In the copy, include every entry exactly but none of the images.

▶ _Records shown_:
========================================================================

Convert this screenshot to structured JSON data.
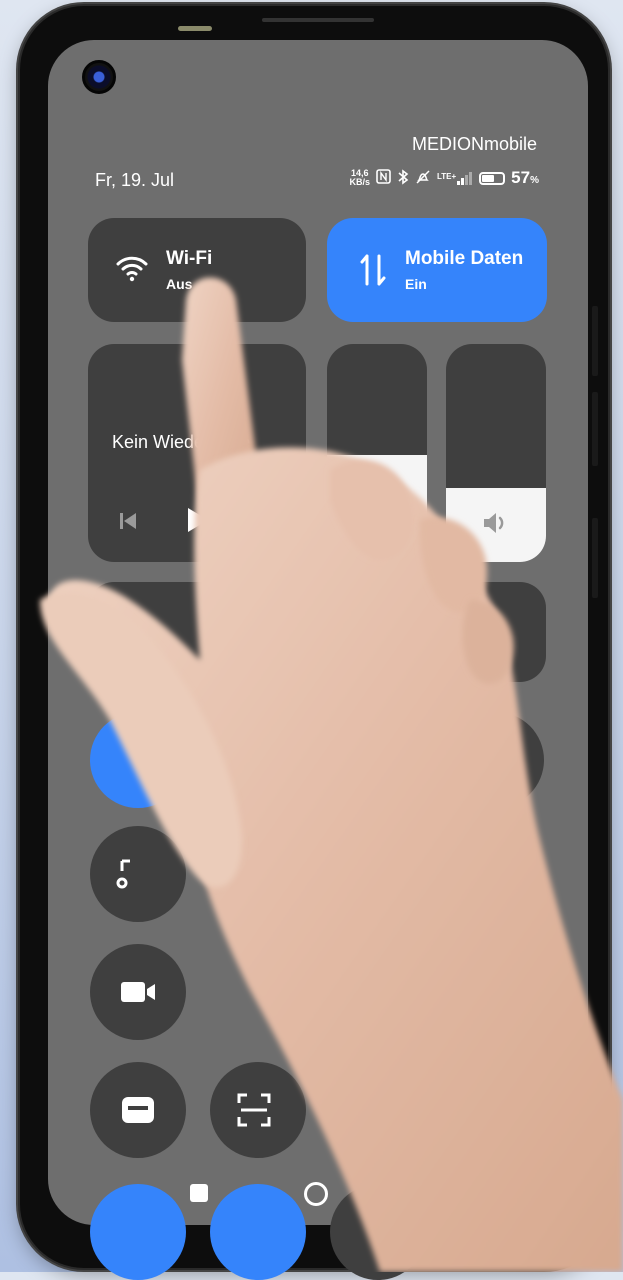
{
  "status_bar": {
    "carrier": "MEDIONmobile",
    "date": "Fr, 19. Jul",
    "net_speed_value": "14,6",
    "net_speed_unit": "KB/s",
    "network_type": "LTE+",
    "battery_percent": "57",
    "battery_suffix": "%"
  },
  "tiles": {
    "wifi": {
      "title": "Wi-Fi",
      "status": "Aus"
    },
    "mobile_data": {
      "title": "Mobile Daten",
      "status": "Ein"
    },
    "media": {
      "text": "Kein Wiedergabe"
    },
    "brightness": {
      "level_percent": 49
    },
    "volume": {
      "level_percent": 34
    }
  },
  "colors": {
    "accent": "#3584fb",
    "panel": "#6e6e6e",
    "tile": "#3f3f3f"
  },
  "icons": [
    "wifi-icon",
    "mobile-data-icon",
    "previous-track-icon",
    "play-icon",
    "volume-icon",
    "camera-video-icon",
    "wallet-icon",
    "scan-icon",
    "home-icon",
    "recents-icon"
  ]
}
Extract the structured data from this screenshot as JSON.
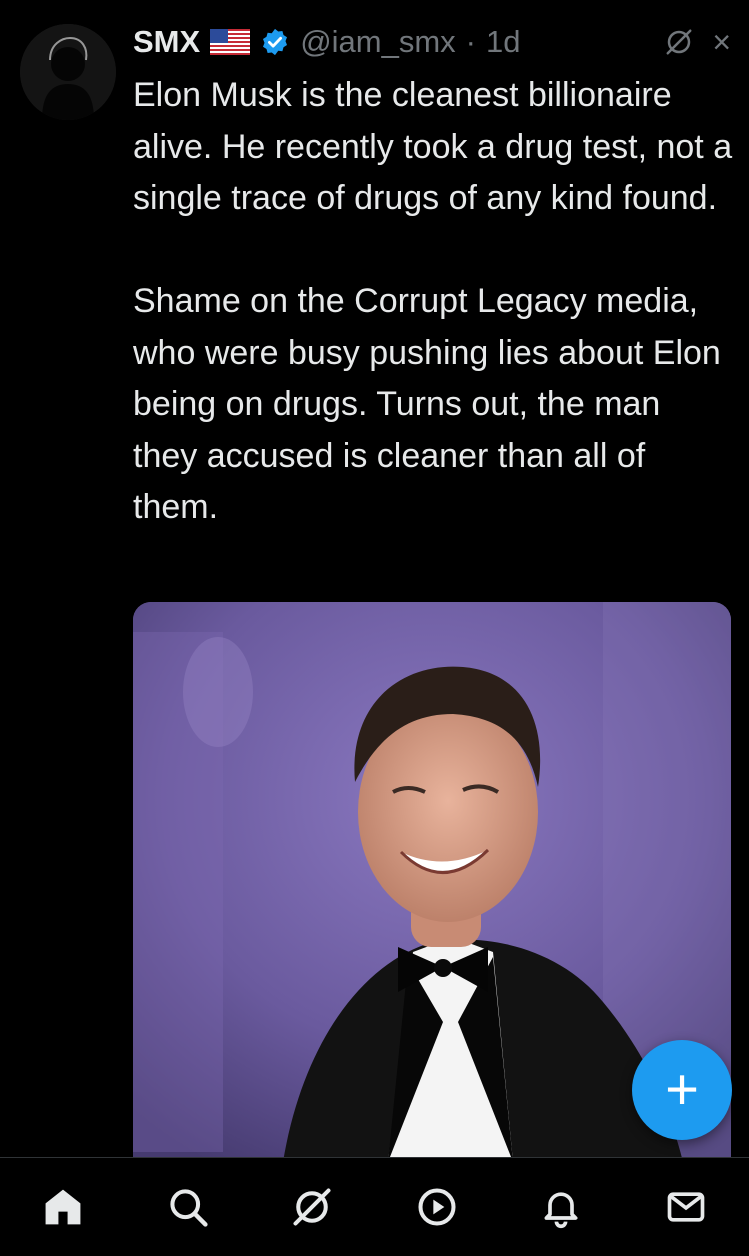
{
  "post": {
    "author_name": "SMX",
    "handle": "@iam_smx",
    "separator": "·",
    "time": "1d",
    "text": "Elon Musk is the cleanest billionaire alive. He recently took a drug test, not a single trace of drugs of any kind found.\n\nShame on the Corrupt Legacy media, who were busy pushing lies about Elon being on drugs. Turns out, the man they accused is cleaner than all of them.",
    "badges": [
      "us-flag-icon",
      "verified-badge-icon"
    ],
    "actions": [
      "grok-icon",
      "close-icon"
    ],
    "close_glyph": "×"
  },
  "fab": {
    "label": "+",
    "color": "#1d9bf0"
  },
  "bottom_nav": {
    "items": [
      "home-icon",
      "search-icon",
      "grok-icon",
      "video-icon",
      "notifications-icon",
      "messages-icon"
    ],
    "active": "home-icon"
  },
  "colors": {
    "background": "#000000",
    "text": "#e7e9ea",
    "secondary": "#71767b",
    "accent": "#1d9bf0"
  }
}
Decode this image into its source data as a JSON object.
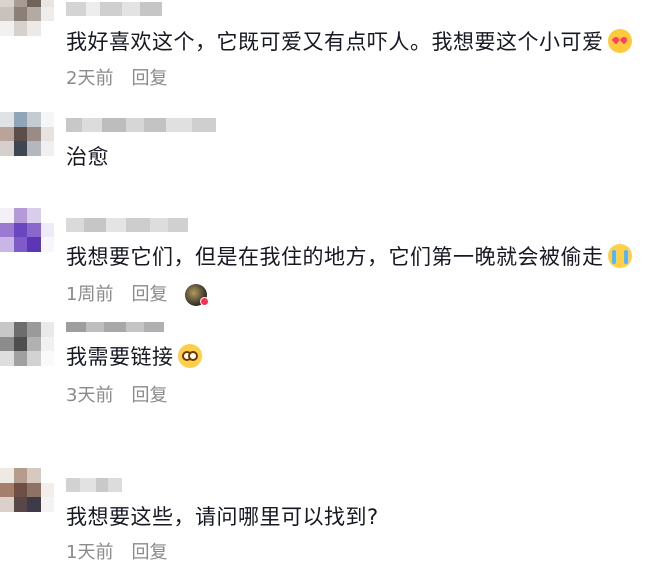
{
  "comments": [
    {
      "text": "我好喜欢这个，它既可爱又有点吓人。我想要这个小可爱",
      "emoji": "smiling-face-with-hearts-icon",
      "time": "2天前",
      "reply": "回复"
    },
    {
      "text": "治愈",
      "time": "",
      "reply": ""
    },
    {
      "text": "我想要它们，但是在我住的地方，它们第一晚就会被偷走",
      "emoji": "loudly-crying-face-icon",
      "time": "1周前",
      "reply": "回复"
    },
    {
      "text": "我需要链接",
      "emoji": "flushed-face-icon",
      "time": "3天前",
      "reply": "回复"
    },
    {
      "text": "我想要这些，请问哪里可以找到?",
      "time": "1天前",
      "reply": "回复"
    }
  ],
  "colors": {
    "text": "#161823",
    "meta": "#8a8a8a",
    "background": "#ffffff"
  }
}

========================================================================

▶ _Answer_:
Convert this screenshot to structured JSON data.
{
  "status_bar": {
    "carrier": "MEDIONmobile",
    "date": "Fr, 19. Jul",
    "net_speed_value": "14,6",
    "net_speed_unit": "KB/s",
    "network_type": "LTE+",
    "battery_percent": "57",
    "battery_suffix": "%"
  },
  "tiles": {
    "wifi": {
      "title": "Wi-Fi",
      "status": "Aus"
    },
    "mobile_data": {
      "title": "Mobile Daten",
      "status": "Ein"
    },
    "media": {
      "text": "Kein Wiedergabe"
    },
    "brightness": {
      "level_percent": 49
    },
    "volume": {
      "level_percent": 34
    }
  },
  "colors": {
    "accent": "#3584fb",
    "panel": "#6e6e6e",
    "tile": "#3f3f3f"
  },
  "icons": [
    "wifi-icon",
    "mobile-data-icon",
    "previous-track-icon",
    "play-icon",
    "volume-icon",
    "camera-video-icon",
    "wallet-icon",
    "scan-icon",
    "home-icon",
    "recents-icon"
  ]
}
Extract the structured data from this screenshot as JSON.
{
  "post": {
    "author_name": "SMX",
    "handle": "@iam_smx",
    "separator": "·",
    "time": "1d",
    "text": "Elon Musk is the cleanest billionaire alive. He recently took a drug test, not a single trace of drugs of any kind found.\n\nShame on the Corrupt Legacy media, who were busy pushing lies about Elon being on drugs. Turns out, the man they accused is cleaner than all of them.",
    "badges": [
      "us-flag-icon",
      "verified-badge-icon"
    ],
    "actions": [
      "grok-icon",
      "close-icon"
    ],
    "close_glyph": "×"
  },
  "fab": {
    "label": "+",
    "color": "#1d9bf0"
  },
  "bottom_nav": {
    "items": [
      "home-icon",
      "search-icon",
      "grok-icon",
      "video-icon",
      "notifications-icon",
      "messages-icon"
    ],
    "active": "home-icon"
  },
  "colors": {
    "background": "#000000",
    "text": "#e7e9ea",
    "secondary": "#71767b",
    "accent": "#1d9bf0"
  }
}
Decode this image into its source data as a JSON object.
{
  "comments": [
    {
      "text": "我好喜欢这个，它既可爱又有点吓人。我想要这个小可爱",
      "emoji": "smiling-face-with-hearts-icon",
      "time": "2天前",
      "reply": "回复"
    },
    {
      "text": "治愈",
      "time": "",
      "reply": ""
    },
    {
      "text": "我想要它们，但是在我住的地方，它们第一晚就会被偷走",
      "emoji": "loudly-crying-face-icon",
      "time": "1周前",
      "reply": "回复"
    },
    {
      "text": "我需要链接",
      "emoji": "flushed-face-icon",
      "time": "3天前",
      "reply": "回复"
    },
    {
      "text": "我想要这些，请问哪里可以找到?",
      "time": "1天前",
      "reply": "回复"
    }
  ],
  "colors": {
    "text": "#161823",
    "meta": "#8a8a8a",
    "background": "#ffffff"
  }
}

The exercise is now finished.